The 2013/14 year has been a truly great year for SA films. We've had different types of movies coming out in a steady pace from the purely commercial Blitzpatrolie, iNumber Number to the dead serious and arty Of Good Report, Elelwani
Joining that prestigious list somewhere in between the two streams of commercial and art film is The Forgotten Kingdom, the first feature film to be shot and produced in the Kingdom of Lesotho. Let's dig in.
Most of us would remember Zenzo Ngqobe from Rhythm City and the film Tsotsi ... he plays our lead character Atang Joseph Mokoena. A young man who's forced to track back to Lesotho to lay his father to rest. There he experiences two journeys: one of cultural re-awakening as he re-touches base with his cultural identity as a Mosotho and the other of the importance and meaning of family and love that comes with being in a family unit.
Zenzo, although more of a Setswana speaker than SeSotho speaker, does the role justice. His Setswana-influenced SeSotho makes him more of an outsider which the role demands. He's got that siphumi-jozi gangster swag in him and the silent menace in his demenour that does not lose sight of his broken inner being. Zenzo plays all those elements well.
The other stand-out performances are from Nozipho Nkelemba as Dineo who plays the love interest but also the archetypal perfect African daughter. She's obedient, principled and the embodiment of maternal and familial love.
Nozipho, ironically, was also on Rhythm City - playing Senzo's girlfriend. She's matured as an actor and her SeSotho just rolls off the tongue. She's the other heart of this movie.
The other impressive turn is from the young Lebohang Ntsane who plays Atang's spiritual and physical guide through Lesotho in the form of a young orphaned boy. Then there's Lesotho, which Andrew Mudge (the Writer-Director) and his Director of Photography, capture the natural beauty of Lesotho.
From the rolling hills and mountains to the beauty of wild flowers in spring, to the lifestyle of Moshoeshoe's people, there's a romanticism in how the landscape is captured.
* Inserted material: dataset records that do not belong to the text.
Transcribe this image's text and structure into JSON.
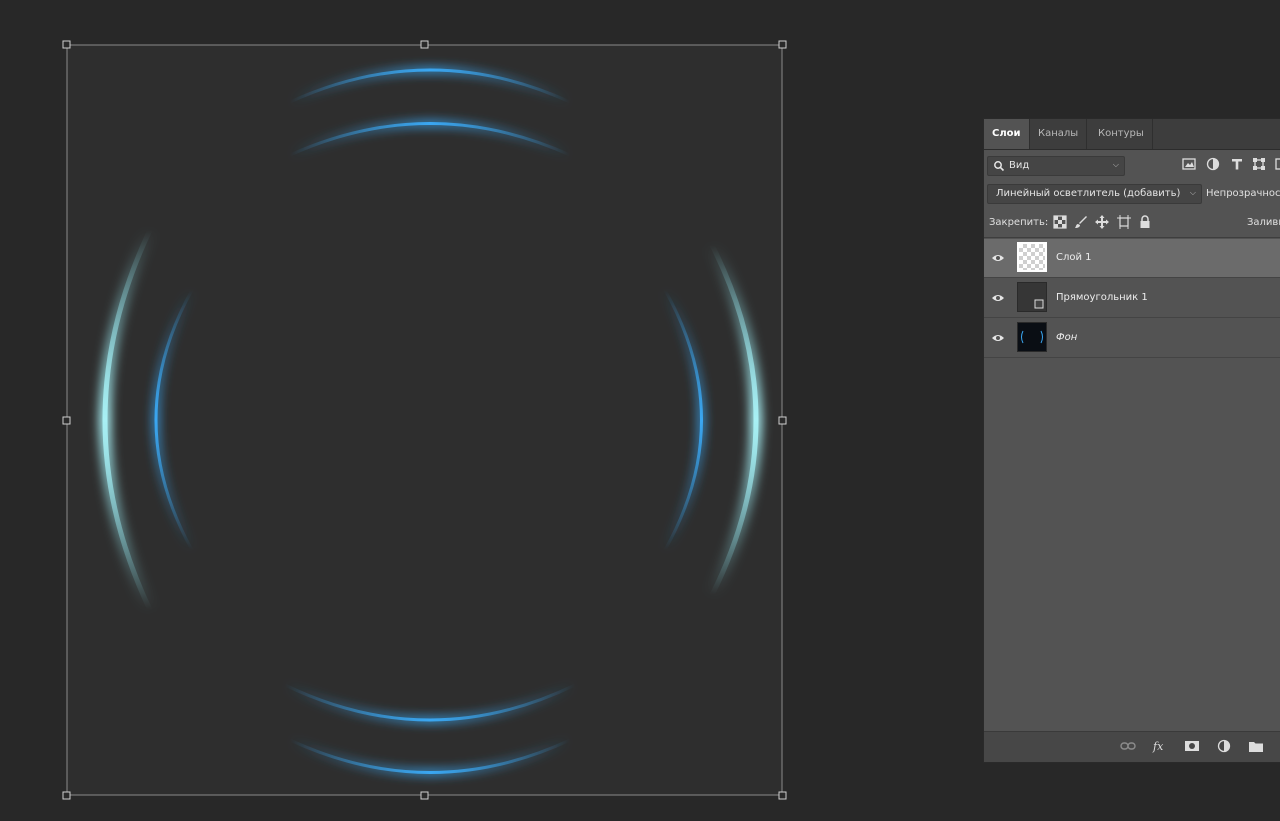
{
  "colors": {
    "background": "#282828",
    "canvas": "#2e2e2e",
    "arc_blue": "#3aa7f2",
    "arc_cyan": "#8fe6f0"
  },
  "layers_panel": {
    "tabs": [
      {
        "label": "Слои",
        "active": true
      },
      {
        "label": "Каналы",
        "active": false
      },
      {
        "label": "Контуры",
        "active": false
      }
    ],
    "filter": {
      "label": "Вид",
      "icon": "search-icon"
    },
    "filter_icons": [
      "image-filter-icon",
      "adjustment-filter-icon",
      "type-filter-icon",
      "shape-filter-icon",
      "smart-object-filter-icon"
    ],
    "blend_mode": "Линейный осветлитель (добавить)",
    "opacity_label": "Непрозрачность:",
    "lock_label": "Закрепить:",
    "lock_icons": [
      "lock-transparent-icon",
      "lock-paint-icon",
      "lock-position-icon",
      "lock-artboard-icon",
      "lock-all-icon"
    ],
    "fill_label": "Заливка:",
    "layers": [
      {
        "name": "Слой 1",
        "selected": true,
        "visible": true,
        "thumb": "transparent"
      },
      {
        "name": "Прямоугольник 1",
        "selected": false,
        "visible": true,
        "thumb": "shape"
      },
      {
        "name": "Фон",
        "selected": false,
        "visible": true,
        "thumb": "dark",
        "italic": true
      }
    ],
    "bottom_icons": [
      "link-layers-icon",
      "fx-icon",
      "add-mask-icon",
      "adjustment-layer-icon",
      "new-group-icon"
    ]
  }
}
Yet it is tinted with a touch of fantasy and myth-making in the story but still grounded in harsh realities of today.
Atang goes through a journey that is both literal and mythological - that not only speaks to the character but us, as Africans, in today's world. Who too have lost a sense of self due to empirilism, colonilazation, urbanization and the breaking down of the family unit. So what is the forgotten kingdom ... is it the kingdom of Lesotho?
I put it to you that the forgotten kingdom are two: the knowledge of self within a cultural identity and the knowledge of love through family. That is what I took from this film.
It's amazing that it is written and directed by a white male especially if you think of how positively the idea of knowledge of self within an African idea is encapsulated.
This is one of those movies that you want to take your whole family to see - a change from the crime and gangster sub-genre that is popular in our cinemas.
It is refreshing to see a film that explores our world as it is, as it could be and as it should
be whilst tackling issues and showing us a way to become better people.
There are so many cool ideas in this movies that one could produce a graduate thesis on the post -colonial condition ... the cool thing you can watch the movie without even having to decode the film. Do yourself a favour, check this out.Rating ***1/2
*junk **almost bearable ***now we cooking ****almost perfect *****classic ++++++++++++++++++++++++++++++++++++++++++++++++++++++